For the most part our holdings consist of dye sample cards. The word “cards” can be misleading as they were most often multiple pages of cards in binders. These were used by company salesman to advertise the properties of the dyes. The “cards” consist of actual samples of the dyestuff and some technical information concerning the chemical properties of the dyestuffs. Usually the samples are simply bits of dyed fabric, but some of the early dye books contain patterned fabrics allowing us to see what the blouses, sheets, upholstery of the day actually looked like.
The remainder of the holdings is a mixed bag including course notes, technical notes, such as the Chandler notebooks, and even material relating to tariff negotiations.
A last word on the sample cards - although fabric samples are the most common, our collections include dye sample books relating to the dyeing of such diverse products as leather, soap, paper, sand and even aluminum.
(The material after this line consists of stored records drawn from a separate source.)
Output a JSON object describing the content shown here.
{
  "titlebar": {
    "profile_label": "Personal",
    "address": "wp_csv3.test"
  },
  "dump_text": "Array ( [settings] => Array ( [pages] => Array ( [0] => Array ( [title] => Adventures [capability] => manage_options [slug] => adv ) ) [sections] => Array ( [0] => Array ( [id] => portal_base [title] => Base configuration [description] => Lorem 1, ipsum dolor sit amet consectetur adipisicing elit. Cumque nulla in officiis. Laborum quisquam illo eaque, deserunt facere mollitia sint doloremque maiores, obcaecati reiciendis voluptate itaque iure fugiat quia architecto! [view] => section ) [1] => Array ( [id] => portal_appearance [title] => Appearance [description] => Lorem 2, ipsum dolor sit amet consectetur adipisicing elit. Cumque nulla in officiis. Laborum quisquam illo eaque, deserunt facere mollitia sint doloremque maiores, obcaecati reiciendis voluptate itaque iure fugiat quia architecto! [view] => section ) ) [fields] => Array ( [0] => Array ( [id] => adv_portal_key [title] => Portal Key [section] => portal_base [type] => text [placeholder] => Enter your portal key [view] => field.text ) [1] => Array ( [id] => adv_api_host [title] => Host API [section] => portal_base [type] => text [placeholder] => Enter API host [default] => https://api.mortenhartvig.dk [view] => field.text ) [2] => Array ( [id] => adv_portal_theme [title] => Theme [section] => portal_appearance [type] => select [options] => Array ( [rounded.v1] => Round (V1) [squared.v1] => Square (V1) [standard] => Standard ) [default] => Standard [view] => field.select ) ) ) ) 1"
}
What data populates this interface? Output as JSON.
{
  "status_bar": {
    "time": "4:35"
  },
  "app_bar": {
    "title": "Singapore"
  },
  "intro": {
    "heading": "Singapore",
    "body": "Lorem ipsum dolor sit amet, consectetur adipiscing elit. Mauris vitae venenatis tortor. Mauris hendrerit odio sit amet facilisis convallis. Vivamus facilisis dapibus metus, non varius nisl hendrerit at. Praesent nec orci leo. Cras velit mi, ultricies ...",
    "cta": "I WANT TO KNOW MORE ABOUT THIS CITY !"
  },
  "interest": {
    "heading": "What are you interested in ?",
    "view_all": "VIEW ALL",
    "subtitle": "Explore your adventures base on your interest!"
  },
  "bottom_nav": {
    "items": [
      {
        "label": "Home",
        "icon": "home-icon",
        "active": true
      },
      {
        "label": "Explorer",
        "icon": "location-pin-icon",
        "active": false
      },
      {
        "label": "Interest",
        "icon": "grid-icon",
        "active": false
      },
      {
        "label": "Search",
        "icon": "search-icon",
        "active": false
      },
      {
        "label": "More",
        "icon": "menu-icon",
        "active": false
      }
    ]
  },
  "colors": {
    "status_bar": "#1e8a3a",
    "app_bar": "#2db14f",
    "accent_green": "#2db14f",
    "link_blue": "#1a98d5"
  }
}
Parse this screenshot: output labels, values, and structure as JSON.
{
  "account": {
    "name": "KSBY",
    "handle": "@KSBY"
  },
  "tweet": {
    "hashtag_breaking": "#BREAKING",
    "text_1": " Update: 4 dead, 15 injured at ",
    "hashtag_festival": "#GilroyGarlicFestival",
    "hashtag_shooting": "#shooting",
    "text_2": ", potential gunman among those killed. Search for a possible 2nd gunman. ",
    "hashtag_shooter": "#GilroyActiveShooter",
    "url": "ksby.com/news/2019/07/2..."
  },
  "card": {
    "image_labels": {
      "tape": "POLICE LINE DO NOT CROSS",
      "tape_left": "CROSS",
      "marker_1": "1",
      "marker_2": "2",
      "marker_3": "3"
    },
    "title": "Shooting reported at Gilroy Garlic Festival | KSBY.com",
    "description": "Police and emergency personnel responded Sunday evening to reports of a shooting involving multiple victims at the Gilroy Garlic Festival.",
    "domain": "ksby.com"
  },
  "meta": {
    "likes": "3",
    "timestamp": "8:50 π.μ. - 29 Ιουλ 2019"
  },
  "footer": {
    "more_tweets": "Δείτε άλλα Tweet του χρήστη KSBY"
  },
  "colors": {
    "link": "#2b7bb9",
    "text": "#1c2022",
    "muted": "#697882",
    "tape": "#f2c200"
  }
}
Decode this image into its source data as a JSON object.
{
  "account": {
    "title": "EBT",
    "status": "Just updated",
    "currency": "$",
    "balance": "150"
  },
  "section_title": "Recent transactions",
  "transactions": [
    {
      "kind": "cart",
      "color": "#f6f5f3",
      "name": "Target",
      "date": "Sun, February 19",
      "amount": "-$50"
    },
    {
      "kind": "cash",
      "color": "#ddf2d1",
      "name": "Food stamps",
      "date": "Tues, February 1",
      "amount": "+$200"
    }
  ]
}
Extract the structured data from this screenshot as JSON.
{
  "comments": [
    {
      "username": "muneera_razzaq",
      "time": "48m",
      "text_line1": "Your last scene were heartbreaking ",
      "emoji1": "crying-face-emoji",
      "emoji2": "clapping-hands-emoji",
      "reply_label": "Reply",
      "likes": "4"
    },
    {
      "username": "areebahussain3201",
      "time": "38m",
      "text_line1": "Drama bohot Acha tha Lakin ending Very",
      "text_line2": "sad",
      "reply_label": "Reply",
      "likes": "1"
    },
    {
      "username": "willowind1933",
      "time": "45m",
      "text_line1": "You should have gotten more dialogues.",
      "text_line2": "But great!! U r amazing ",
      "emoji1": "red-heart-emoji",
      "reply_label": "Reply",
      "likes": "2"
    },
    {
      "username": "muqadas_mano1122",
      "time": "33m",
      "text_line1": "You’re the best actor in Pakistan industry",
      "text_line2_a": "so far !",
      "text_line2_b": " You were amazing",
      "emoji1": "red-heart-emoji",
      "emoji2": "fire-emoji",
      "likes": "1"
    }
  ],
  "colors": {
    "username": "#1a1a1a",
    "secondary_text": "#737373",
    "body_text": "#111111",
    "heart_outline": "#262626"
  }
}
Althouse, Bates, and Crompton Chemical Companies Photographs, Science History Institute Archives. Object ID. 2004.012.010.